"As your president, I will never ever infringe on the right of the people to keep and bear arms," Trump said. "Never, ever. Freedom is not a gift from government, freedom is a gift from God."
Trump told the NRA he would "never, ever let you down" and thanked the group for backing him on Nov. 8 "in what will hopefully be one of the most important and positive elections for the United States, of all time."
The group's support was indeed crucial to Trump's campaign. The NRA spent more than three times as much money to help Trump in 2016 as it did to back Republican nominee Mitt Romney in 2012, according to The Washington Post.
Throughout the 2016 campaign, the NRA worked hard to portray Democrat Hillary Clinton as a candidate bent on destroying the Second Amendment. Before Trump spoke on Friday, the crowd booed as a Clinton attack ad played in the convention hall.
Not always in line
But Trump and the NRA haven't always had the smoothest of relationships.
On the campaign trail, Trump made a habit of talking about how mass shootings could be prevented if the victims involved were carrying guns.
After the Paris terror attacks in November 2015:
"When you look at Paris, you know, the toughest gun laws in the world, Paris, nobody had guns but the bad guys."
And after the shootings in San Bernardino, Calif., and Roseburg, Ore.:
"You can make the case that it would've been a lot better had people had guns because they had something to fire back."
However, when Trump tried to apply the same logic to the mass shooting in a nightclub in Orlando, Fla., last summer, the NRA took issue.
"If we had people, where the bullets were going in the opposite direction, right smack between the eyes of this maniac," Trump said to cheers at a rally in Texas. "And this son of a b**** comes out and starts shooting and one of the people in that room happened to have (a gun) and goes boom, boom. You know what, that would have been a beautiful, beautiful sight, folks."
Almost immediately the group publicly denounced his comments.
"No one thinks that people should go into a nightclub drinking and carrying firearms," NRA lobbyist Chris Cox said at the time, on ABC. "That defies common sense. It also defies the law."
Trump walked back the comments on Twitter, but it wasn't the first time the group and Trump haven't seen completely eye to eye. In his 2000 book The America We Deserve, Trump said he supported the 10-year assault weapons ban President Bill Clinton signed into law in 1994.
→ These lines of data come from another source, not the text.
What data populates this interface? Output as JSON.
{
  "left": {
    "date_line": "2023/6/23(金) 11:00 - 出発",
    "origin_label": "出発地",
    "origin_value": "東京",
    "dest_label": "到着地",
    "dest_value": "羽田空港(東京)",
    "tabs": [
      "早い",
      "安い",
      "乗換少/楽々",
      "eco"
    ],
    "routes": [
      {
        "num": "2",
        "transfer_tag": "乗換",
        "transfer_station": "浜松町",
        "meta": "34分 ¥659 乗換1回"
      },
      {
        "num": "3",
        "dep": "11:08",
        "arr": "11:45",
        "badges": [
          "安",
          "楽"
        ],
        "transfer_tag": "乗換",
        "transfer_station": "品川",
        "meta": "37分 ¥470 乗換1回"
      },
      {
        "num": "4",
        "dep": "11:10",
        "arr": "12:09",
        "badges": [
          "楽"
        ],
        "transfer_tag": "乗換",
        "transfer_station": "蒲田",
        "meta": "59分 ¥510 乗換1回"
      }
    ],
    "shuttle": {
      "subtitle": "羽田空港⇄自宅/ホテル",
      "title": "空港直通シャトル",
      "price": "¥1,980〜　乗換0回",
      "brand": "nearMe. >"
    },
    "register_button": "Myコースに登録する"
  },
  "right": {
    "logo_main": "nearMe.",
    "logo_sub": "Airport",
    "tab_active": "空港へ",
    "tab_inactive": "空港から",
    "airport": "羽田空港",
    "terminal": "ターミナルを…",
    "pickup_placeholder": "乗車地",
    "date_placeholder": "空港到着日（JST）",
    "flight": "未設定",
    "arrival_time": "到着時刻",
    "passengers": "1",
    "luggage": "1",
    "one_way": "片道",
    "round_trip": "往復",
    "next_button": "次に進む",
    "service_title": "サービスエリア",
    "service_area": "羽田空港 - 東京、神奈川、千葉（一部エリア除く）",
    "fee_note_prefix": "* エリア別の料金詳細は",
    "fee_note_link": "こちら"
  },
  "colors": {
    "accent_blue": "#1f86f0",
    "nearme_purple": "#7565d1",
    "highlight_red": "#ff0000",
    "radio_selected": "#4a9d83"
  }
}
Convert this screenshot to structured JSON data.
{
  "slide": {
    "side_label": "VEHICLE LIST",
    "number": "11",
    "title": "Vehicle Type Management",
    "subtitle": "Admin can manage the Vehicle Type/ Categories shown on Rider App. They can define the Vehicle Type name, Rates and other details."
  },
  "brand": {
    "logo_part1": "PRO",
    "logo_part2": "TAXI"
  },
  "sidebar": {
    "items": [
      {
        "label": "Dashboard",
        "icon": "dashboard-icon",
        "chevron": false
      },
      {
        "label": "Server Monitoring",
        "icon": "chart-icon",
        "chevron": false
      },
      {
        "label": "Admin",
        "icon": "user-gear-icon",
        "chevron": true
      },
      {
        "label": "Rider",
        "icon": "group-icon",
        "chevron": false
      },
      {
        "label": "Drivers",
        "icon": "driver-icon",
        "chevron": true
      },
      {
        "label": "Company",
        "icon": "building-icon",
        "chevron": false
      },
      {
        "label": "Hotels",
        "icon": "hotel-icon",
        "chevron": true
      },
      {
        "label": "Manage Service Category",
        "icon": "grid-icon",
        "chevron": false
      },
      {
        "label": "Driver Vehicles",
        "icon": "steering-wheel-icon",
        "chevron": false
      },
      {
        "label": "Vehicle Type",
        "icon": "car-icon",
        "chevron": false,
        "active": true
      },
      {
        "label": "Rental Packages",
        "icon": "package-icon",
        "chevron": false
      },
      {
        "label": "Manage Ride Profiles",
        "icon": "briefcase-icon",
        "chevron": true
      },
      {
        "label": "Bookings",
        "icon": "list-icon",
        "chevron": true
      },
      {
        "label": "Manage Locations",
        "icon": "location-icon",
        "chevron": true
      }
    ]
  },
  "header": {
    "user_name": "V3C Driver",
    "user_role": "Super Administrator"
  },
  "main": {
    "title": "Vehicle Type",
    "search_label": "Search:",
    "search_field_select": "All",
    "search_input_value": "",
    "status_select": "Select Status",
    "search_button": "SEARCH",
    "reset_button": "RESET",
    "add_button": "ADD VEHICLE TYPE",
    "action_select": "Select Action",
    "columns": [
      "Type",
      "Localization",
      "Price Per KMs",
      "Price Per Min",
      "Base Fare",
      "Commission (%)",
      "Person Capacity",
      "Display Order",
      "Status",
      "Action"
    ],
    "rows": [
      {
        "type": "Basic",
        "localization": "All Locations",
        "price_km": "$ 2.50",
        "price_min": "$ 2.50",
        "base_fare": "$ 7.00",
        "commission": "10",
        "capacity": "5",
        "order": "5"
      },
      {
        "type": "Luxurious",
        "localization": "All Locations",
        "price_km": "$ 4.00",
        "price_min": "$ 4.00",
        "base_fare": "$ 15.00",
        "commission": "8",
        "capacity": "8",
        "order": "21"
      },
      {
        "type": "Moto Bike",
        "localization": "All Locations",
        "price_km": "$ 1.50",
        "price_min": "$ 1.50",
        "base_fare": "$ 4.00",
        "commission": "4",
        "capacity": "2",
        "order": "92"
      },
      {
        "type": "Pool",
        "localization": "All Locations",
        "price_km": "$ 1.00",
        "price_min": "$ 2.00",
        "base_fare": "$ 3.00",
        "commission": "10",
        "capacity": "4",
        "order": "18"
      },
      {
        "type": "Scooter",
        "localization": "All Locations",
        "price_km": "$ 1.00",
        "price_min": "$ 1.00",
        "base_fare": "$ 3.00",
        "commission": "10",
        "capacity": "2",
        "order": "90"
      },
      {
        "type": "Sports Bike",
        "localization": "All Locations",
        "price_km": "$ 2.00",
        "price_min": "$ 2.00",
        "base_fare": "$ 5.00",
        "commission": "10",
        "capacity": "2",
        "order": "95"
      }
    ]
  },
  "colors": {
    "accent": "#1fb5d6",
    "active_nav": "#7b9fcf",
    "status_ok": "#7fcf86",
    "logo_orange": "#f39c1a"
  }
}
"I generally oppose gun control, but I support the ban on assault weapons and I support a slightly longer waiting period to purchase a gun," Trump wrote. "With today's Internet technology we should be able to tell within 72 hours if a potential gun owner has a record."
In a March 2016 debate, Trump was asked about the passage, and he replied "I don't support it anymore. I do not support the ban on assault" weapons.
A shift in focus
Trump's message was markedly different than the speech Ronald Reagan gave 34 years ago. While Reagan did spend time talking about the successful defeat of an effort to register handguns in California, he spent just as much time framing the gun debate around environmental policy.
"The backbone of our conservation efforts begins with American sportsmen," he said.
The gun debate then was much less heated, says UCLA law professor Adam Winkler, author of Gunfight, a 2011 book detailing the history of guns in America.
"Now the NRA is really focused solely on self-defense and fighting against government tyranny," Winkler said.
Trump did briefly touch on the environmental aspects of the NRA, joking that his sons loved the outdoors more than they loved New York's Fifth Avenue, and pointing out that his new Interior Secretary Ryan Zinke rolled back an Obama-era action that restricted the use of lead bullets on federal wildlife refuges.
Trump's most notable gun-related action so far was his reversal of an Obama-era regulation that required the Social Security Administration to disclose mental health information to the national gun background-check system.
Lisa Hagan, a reporter with member station WABE in Atlanta, contributed to this report.